Copy the data that follows, character for character, minus the pictures.

(Stored items from a collection)
+ + + +
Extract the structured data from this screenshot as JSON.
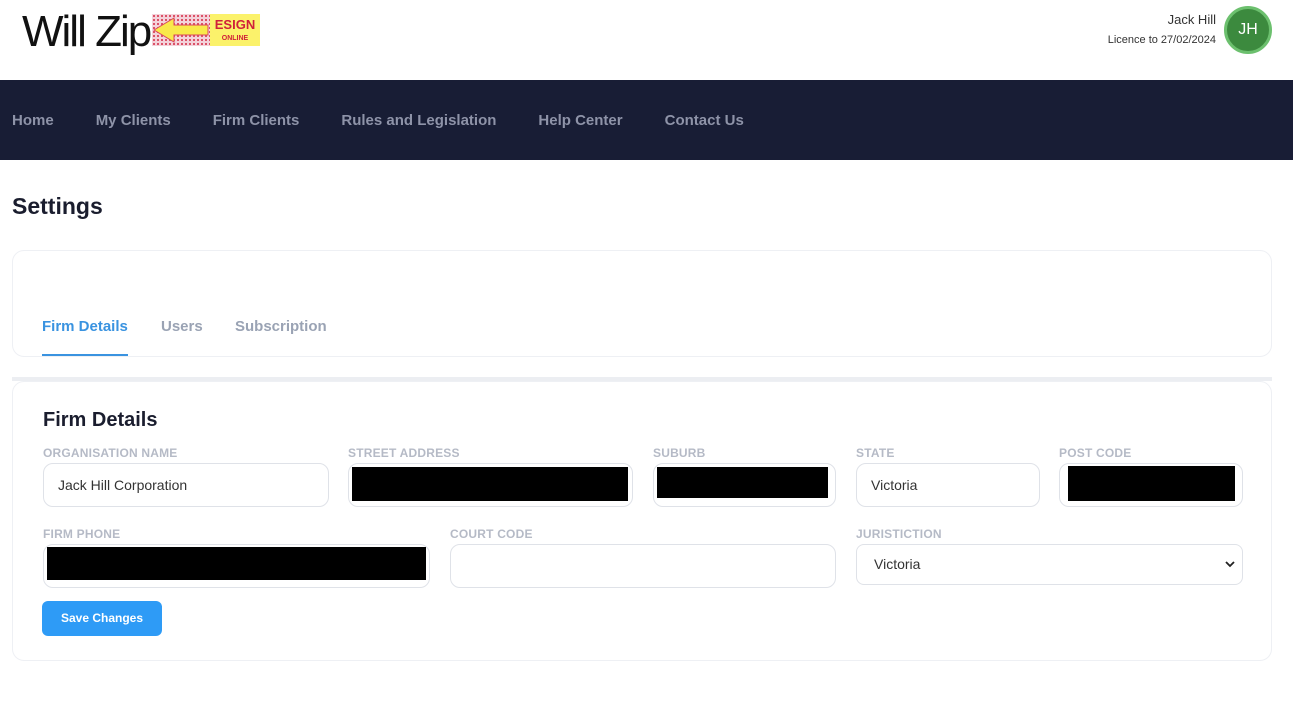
{
  "header": {
    "logo_text": "Will Zip",
    "esign_badge_top": "ESIGN",
    "esign_badge_bottom": "ONLINE",
    "user_name": "Jack Hill",
    "licence": "Licence to 27/02/2024",
    "avatar_initials": "JH"
  },
  "nav": {
    "items": [
      "Home",
      "My Clients",
      "Firm Clients",
      "Rules and Legislation",
      "Help Center",
      "Contact Us"
    ]
  },
  "page": {
    "title": "Settings"
  },
  "tabs": {
    "items": [
      "Firm Details",
      "Users",
      "Subscription"
    ],
    "active": "Firm Details"
  },
  "form": {
    "section_title": "Firm Details",
    "fields": {
      "organisation_name": {
        "label": "ORGANISATION NAME",
        "value": "Jack Hill Corporation"
      },
      "street_address": {
        "label": "STREET ADDRESS",
        "value": ""
      },
      "suburb": {
        "label": "SUBURB",
        "value": ""
      },
      "state": {
        "label": "STATE",
        "value": "Victoria"
      },
      "post_code": {
        "label": "POST CODE",
        "value": ""
      },
      "firm_phone": {
        "label": "FIRM PHONE",
        "value": ""
      },
      "court_code": {
        "label": "COURT CODE",
        "value": ""
      },
      "juristiction": {
        "label": "JURISTICTION",
        "value": "Victoria"
      }
    },
    "save_label": "Save Changes"
  },
  "colors": {
    "nav_bg": "#181d35",
    "accent": "#3a93e0",
    "button": "#2e9bf6",
    "avatar": "#3c8a3e"
  }
}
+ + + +
* Task result:
Extract the structured data from this screenshot as JSON.
{
  "header": {
    "logo_text": "Will Zip",
    "esign_badge_top": "ESIGN",
    "esign_badge_bottom": "ONLINE",
    "user_name": "Jack Hill",
    "licence": "Licence to 27/02/2024",
    "avatar_initials": "JH"
  },
  "nav": {
    "items": [
      "Home",
      "My Clients",
      "Firm Clients",
      "Rules and Legislation",
      "Help Center",
      "Contact Us"
    ]
  },
  "page": {
    "title": "Settings"
  },
  "tabs": {
    "items": [
      "Firm Details",
      "Users",
      "Subscription"
    ],
    "active": "Firm Details"
  },
  "form": {
    "section_title": "Firm Details",
    "fields": {
      "organisation_name": {
        "label": "ORGANISATION NAME",
        "value": "Jack Hill Corporation"
      },
      "street_address": {
        "label": "STREET ADDRESS",
        "value": ""
      },
      "suburb": {
        "label": "SUBURB",
        "value": ""
      },
      "state": {
        "label": "STATE",
        "value": "Victoria"
      },
      "post_code": {
        "label": "POST CODE",
        "value": ""
      },
      "firm_phone": {
        "label": "FIRM PHONE",
        "value": ""
      },
      "court_code": {
        "label": "COURT CODE",
        "value": ""
      },
      "juristiction": {
        "label": "JURISTICTION",
        "value": "Victoria"
      }
    },
    "save_label": "Save Changes"
  },
  "colors": {
    "nav_bg": "#181d35",
    "accent": "#3a93e0",
    "button": "#2e9bf6",
    "avatar": "#3c8a3e"
  }
}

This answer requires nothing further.